EXERCISE MATERIALS.
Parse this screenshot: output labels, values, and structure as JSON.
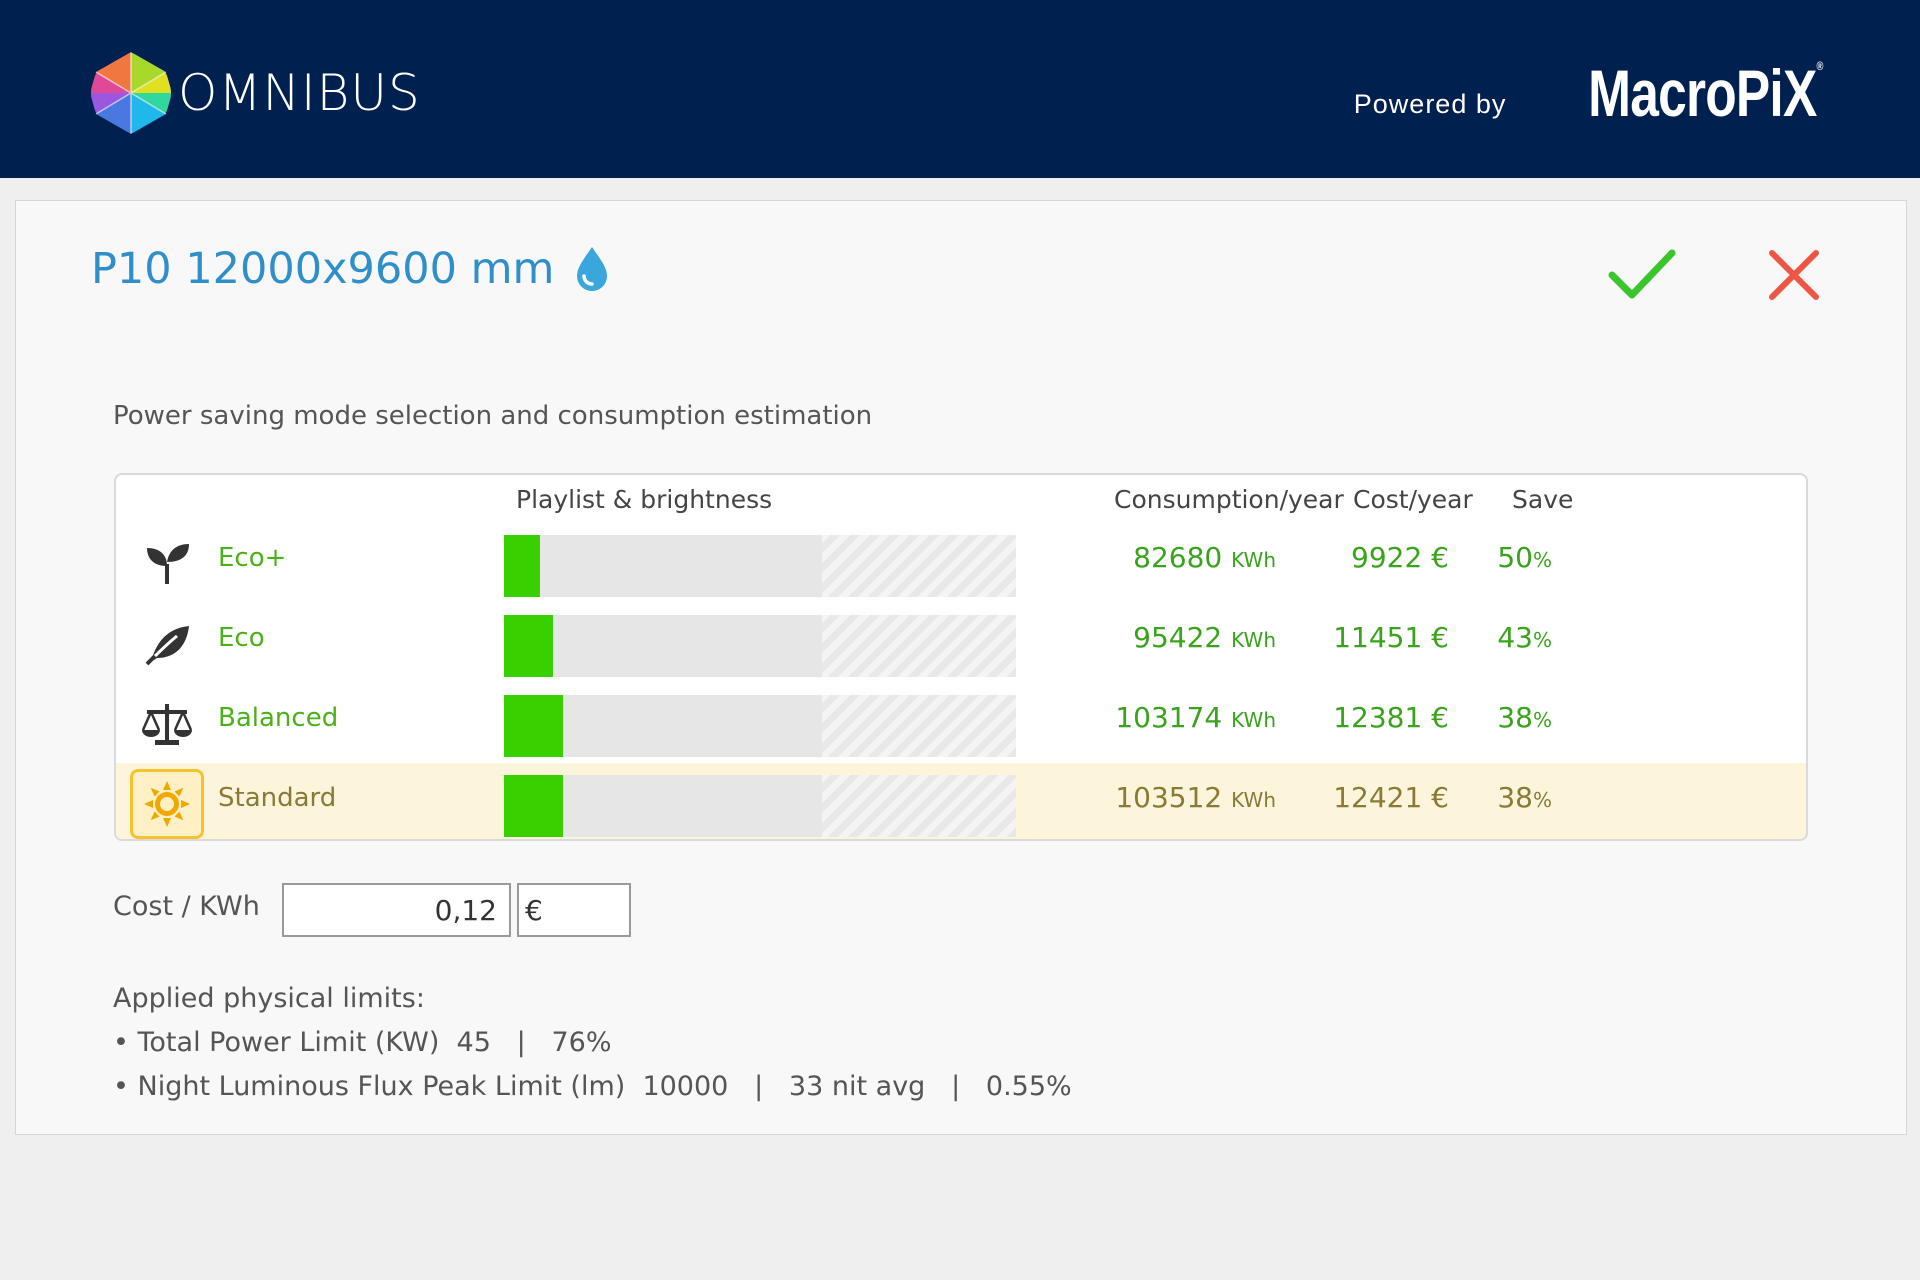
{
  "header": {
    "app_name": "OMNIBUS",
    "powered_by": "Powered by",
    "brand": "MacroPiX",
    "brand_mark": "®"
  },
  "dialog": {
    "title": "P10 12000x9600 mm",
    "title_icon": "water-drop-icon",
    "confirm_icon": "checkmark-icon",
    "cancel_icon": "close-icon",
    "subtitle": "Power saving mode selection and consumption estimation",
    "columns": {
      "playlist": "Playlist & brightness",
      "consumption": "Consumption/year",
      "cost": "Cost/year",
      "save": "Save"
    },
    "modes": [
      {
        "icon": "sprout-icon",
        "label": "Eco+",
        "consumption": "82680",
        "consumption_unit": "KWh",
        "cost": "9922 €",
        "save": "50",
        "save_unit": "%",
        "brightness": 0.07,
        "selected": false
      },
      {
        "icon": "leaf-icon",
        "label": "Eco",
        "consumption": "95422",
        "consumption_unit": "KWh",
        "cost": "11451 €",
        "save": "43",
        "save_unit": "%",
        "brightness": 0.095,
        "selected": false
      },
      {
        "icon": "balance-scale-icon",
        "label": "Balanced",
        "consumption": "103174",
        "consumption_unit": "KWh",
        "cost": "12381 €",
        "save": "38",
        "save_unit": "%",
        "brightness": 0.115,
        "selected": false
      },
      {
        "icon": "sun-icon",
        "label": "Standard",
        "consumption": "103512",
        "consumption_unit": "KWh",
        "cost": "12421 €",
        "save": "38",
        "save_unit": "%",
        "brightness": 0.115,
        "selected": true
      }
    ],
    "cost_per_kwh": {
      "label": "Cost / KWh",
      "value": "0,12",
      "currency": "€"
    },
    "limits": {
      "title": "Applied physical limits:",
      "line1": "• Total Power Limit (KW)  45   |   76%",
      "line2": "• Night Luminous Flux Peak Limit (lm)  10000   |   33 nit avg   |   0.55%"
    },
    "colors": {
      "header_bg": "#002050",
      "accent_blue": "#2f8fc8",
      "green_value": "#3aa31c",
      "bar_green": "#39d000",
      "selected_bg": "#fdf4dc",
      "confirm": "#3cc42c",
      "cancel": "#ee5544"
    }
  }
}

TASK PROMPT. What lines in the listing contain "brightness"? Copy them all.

SOLUTION TO THIS PROBLEM.
      "playlist": "Playlist & brightness",
        "brightness": 0.07,
        "brightness": 0.095,
        "brightness": 0.115,
        "brightness": 0.115,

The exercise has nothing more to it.